The Task Force meeting was supported by the Oceans Vigilance project of the MCSCC, implemented by SIF and TMT and resourced by Oceans 5, and by a project of the MCSCC implemented by WWF in Mozambique. The Oceans Vigilance project is working to support the SADC Member States to implement the Regional Register and through this to improve transparency in the region.

Recent Posts

Ghana’s SOP Workshop of the West Africa Task Force (WATF) Technical Team

The Fisheries Committee for the West Central Gulf of Guinea (FCWC) held a...

Read More...

President of the Republic of Mozambique oversees the Groundbreaking Ceremony for the SADC’s new MCS Centre

The official groundbreaking ceremony for the Southern African Development Community (SADC) Regional Fisheries...

Read More...

South Africa works to implement legal, safe and fair fisheries

A three-day workshop was held in South Africa, Cape Town on the 16-18...

Read More...

SIF announces commitment to work with the SADC MCSCC to develop the SADC Regional Register of Fishing Vessels by 2026.

Intending to tackle the scourge of IUU fishing and safeguard maritime security and...

Read More...

SIF News Categories

The Issues

One in four fish in Africa is caught illegally, this threatens the sustainability of fish stocks, damages the ecosystem and deprives governments of income and people of livelihoods.

Find Out More...

Our Approach

Creating change by informing policy and practice, our hands on experience and investigative work means we are often the first to spot new trends and find ways to challenge these.

Read More...

Our Initiatives

Illegal fishing is a complex issue that requires multifaceted responses.
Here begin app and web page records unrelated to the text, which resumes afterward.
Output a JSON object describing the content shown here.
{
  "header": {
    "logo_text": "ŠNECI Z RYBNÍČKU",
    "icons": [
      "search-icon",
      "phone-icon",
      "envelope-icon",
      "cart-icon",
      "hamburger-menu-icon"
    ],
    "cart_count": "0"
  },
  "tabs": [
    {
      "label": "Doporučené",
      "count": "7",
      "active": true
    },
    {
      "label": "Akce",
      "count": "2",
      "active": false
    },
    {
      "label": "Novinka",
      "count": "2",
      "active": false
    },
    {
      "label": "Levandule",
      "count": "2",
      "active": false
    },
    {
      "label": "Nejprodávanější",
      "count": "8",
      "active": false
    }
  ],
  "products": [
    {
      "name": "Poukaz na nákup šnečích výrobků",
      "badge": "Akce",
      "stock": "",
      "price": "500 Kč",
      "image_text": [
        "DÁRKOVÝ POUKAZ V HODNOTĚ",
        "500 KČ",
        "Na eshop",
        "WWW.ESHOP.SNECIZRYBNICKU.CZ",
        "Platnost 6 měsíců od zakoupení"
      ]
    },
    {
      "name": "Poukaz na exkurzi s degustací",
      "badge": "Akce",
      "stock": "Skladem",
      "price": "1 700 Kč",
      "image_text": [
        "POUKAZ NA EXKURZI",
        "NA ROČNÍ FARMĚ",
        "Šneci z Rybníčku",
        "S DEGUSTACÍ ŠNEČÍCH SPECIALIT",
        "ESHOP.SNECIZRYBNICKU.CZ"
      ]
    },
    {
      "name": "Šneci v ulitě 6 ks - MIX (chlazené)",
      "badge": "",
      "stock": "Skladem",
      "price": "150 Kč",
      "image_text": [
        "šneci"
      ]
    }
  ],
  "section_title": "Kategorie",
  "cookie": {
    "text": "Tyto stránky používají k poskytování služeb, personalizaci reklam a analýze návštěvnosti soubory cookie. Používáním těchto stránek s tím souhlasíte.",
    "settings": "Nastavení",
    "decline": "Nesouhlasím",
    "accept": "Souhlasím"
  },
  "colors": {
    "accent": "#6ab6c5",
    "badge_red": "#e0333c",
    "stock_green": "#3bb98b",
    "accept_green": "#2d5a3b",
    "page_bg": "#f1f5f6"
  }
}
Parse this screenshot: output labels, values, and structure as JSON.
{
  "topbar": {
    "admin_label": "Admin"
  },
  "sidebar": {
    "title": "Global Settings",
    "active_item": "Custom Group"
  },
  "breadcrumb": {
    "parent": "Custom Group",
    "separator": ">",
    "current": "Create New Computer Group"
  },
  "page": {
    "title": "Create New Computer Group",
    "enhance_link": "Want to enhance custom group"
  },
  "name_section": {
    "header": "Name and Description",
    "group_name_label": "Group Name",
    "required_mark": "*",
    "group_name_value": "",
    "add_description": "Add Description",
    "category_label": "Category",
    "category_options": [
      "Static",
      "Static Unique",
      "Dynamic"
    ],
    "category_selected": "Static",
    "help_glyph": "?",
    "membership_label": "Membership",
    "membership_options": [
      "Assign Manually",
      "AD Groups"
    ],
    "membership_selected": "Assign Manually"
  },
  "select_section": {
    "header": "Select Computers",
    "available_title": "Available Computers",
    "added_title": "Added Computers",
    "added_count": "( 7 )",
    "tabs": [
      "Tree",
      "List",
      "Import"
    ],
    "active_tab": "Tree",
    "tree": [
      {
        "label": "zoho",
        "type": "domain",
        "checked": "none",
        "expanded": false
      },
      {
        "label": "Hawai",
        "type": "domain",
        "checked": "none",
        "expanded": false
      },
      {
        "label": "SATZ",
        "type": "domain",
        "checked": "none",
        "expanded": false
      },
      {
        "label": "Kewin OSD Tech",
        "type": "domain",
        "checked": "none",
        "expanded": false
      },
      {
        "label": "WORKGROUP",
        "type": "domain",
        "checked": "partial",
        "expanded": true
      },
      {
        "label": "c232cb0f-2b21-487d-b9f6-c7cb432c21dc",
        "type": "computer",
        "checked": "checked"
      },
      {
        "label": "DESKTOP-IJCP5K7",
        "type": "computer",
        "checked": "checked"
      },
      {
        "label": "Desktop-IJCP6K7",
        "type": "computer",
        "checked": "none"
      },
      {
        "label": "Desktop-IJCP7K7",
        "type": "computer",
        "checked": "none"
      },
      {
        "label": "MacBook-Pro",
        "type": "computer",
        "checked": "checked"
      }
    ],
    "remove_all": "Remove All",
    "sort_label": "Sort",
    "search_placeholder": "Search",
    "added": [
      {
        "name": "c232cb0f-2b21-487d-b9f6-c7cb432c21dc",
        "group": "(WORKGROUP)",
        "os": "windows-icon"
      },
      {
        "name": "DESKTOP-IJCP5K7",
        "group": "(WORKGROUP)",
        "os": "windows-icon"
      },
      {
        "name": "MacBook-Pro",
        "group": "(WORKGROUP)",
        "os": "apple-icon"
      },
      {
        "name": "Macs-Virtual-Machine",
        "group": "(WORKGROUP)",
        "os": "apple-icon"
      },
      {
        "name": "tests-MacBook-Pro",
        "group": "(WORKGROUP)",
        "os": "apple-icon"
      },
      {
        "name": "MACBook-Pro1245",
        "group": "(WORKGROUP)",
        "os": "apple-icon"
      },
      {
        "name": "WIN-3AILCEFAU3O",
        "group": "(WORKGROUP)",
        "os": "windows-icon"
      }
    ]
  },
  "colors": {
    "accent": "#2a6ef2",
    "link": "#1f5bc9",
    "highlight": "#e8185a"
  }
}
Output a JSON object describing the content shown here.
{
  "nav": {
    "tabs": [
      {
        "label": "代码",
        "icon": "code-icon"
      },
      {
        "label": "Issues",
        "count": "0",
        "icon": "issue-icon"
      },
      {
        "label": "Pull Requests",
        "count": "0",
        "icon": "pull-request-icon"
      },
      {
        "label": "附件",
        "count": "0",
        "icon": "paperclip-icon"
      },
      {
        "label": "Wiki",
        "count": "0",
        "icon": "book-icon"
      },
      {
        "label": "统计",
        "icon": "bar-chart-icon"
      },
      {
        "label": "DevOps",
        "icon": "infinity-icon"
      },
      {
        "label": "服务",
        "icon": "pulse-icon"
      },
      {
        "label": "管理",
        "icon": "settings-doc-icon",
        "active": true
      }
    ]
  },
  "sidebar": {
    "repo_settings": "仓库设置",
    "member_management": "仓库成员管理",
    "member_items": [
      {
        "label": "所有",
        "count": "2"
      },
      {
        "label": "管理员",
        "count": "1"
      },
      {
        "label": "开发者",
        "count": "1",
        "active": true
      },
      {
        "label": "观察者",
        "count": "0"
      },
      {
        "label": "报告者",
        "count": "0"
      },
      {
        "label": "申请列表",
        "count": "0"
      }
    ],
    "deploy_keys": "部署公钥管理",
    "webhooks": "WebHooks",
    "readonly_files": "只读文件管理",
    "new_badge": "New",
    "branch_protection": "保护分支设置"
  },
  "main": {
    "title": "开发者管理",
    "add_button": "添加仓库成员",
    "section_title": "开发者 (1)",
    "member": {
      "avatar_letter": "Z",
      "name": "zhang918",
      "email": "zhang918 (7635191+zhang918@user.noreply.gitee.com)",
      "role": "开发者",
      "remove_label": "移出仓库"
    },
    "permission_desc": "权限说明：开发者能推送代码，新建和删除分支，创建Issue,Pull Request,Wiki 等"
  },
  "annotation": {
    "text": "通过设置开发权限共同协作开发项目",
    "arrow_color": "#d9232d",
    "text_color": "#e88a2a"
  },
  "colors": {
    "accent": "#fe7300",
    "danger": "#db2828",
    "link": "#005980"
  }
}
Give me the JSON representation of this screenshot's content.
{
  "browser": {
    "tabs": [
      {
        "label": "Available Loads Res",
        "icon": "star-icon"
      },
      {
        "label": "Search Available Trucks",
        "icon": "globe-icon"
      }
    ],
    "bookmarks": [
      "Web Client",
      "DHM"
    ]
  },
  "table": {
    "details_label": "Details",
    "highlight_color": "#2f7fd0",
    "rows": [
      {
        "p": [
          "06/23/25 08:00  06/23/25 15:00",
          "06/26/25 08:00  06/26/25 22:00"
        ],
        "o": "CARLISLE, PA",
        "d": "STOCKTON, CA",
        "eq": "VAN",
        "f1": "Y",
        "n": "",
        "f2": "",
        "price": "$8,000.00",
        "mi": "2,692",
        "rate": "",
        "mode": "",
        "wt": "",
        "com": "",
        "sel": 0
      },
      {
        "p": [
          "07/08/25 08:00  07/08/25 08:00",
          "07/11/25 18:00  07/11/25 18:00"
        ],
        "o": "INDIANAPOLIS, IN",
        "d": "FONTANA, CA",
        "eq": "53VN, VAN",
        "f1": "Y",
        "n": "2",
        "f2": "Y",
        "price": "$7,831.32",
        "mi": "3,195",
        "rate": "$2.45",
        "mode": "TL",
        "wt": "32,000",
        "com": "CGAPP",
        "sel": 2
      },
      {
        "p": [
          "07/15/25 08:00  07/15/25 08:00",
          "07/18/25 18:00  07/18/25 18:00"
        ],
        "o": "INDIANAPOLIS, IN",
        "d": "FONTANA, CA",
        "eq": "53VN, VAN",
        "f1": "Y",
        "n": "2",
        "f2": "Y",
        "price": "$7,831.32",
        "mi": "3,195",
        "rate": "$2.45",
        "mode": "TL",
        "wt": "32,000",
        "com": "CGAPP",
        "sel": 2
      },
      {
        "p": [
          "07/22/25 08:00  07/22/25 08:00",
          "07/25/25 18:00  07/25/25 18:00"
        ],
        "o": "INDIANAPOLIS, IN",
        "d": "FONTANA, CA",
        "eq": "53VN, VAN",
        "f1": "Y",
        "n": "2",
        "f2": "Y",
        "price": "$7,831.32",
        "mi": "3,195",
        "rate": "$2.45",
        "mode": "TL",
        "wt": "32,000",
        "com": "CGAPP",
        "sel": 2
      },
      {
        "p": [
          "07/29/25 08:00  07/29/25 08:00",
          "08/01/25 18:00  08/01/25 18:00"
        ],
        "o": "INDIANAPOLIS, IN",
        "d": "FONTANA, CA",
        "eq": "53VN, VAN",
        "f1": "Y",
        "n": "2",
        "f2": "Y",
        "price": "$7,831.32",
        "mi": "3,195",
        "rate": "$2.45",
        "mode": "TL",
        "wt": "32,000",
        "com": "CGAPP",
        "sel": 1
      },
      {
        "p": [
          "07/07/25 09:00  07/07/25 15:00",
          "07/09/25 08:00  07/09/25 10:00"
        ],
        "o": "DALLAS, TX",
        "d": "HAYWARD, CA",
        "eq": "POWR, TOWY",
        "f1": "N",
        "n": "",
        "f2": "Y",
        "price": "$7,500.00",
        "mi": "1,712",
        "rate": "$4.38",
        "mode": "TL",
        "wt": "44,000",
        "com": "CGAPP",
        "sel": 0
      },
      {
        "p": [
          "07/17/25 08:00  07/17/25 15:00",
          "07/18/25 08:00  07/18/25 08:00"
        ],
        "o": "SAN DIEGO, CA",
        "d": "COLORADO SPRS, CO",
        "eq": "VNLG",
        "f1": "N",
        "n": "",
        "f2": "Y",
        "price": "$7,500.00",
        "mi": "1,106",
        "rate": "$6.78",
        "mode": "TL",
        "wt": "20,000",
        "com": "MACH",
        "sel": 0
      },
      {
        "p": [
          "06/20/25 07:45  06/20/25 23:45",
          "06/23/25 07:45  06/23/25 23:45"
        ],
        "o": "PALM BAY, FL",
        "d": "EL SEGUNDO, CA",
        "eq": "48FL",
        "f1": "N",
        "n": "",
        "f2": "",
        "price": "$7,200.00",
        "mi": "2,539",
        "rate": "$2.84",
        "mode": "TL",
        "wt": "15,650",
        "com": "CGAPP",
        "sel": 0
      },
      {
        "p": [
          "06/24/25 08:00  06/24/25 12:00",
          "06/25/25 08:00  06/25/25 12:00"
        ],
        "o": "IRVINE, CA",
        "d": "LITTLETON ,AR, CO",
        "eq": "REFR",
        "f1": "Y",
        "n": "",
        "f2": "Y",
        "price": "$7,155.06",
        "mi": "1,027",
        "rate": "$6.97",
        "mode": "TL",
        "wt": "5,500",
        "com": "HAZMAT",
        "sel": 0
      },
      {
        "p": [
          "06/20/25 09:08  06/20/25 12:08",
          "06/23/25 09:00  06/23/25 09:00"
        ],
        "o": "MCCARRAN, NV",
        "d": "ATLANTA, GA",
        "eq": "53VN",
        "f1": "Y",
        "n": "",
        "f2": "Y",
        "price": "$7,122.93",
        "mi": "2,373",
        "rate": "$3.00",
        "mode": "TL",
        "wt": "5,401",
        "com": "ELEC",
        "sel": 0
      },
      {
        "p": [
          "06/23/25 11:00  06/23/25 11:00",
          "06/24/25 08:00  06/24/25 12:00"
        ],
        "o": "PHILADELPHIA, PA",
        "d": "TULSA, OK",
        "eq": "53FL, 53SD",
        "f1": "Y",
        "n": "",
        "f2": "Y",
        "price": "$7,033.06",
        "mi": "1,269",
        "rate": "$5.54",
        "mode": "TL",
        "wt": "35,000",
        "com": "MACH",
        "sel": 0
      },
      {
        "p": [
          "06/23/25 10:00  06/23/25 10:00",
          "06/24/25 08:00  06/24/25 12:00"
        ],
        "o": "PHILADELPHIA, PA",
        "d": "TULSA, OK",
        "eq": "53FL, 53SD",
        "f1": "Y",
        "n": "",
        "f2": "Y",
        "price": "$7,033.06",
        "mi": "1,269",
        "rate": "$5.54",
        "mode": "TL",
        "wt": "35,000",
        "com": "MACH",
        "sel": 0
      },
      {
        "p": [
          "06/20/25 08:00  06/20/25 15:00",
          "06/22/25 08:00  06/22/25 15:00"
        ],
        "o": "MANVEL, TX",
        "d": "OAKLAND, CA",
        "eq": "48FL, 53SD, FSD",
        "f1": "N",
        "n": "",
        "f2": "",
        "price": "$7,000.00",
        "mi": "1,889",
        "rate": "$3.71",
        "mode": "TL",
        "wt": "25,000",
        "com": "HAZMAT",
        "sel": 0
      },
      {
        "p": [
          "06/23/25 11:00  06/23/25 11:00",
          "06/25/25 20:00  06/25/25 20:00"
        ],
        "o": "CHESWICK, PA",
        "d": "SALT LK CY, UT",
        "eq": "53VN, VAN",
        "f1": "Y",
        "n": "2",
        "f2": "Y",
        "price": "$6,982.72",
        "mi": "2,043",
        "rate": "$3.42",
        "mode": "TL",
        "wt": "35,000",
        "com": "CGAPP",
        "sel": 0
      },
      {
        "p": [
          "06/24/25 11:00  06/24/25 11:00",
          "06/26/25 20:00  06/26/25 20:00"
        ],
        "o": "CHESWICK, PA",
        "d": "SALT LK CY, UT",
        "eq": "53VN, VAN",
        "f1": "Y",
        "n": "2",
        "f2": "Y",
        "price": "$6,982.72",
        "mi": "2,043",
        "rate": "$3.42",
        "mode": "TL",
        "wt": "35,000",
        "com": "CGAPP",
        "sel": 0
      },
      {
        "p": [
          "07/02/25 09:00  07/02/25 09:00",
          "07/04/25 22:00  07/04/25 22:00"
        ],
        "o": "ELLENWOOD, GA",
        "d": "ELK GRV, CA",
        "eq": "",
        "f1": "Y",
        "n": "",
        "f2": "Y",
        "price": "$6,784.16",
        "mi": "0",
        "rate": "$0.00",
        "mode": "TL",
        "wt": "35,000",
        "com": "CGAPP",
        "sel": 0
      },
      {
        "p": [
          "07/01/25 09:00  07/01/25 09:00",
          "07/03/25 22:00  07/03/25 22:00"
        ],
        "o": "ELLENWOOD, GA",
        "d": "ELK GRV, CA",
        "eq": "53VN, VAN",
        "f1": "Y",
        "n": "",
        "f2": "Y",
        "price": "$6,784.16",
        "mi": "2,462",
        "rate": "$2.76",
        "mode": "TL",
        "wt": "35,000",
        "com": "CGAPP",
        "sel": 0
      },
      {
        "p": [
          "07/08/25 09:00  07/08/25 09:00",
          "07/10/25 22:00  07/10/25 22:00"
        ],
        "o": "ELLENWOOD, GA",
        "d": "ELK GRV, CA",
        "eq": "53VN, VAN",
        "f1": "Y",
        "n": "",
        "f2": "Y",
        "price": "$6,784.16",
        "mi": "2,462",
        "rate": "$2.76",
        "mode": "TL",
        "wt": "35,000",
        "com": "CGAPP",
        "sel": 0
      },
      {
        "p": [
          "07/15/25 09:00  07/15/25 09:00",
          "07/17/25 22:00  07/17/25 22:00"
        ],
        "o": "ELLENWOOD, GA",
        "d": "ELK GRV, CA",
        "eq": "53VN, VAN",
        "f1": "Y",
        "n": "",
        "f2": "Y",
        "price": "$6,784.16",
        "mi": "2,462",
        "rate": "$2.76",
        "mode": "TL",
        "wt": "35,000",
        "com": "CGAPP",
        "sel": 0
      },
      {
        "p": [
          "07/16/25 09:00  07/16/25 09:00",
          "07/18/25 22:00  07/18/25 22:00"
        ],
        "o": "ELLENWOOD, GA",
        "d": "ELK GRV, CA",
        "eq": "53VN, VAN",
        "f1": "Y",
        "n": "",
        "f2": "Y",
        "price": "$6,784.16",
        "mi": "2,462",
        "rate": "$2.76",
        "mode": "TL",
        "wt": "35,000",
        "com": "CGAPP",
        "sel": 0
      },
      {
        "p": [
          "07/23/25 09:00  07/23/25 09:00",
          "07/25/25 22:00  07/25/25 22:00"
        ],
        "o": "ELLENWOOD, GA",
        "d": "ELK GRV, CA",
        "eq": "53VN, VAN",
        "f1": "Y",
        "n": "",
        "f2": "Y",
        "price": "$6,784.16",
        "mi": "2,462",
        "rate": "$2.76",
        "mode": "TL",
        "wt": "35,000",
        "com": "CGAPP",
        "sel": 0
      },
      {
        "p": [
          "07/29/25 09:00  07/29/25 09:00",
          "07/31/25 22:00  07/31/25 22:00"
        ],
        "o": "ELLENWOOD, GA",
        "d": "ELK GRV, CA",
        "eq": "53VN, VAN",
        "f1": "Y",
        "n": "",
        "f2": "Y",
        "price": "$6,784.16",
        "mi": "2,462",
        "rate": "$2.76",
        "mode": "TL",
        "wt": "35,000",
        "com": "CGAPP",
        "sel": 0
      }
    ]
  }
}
Stop Illegal Fishing are working with a range of organisations to bring about change.

Find Out More...

Recent Posts

Ghana’s SOP Workshop of the West Africa Task Force (WATF) Technical Team

The Fisheries Committee for the West Central Gulf of Guinea (FCWC) held a...

Read More...

President of the Republic of Mozambique oversees the Groundbreaking Ceremony for the SADC’s new MCS Centre

The official groundbreaking ceremony for the Southern African Development Community (SADC) Regional Fisheries...

Read More...

South Africa works to implement legal, safe and fair fisheries

A three-day workshop was held in South Africa, Cape Town on the 16-18...

Read More...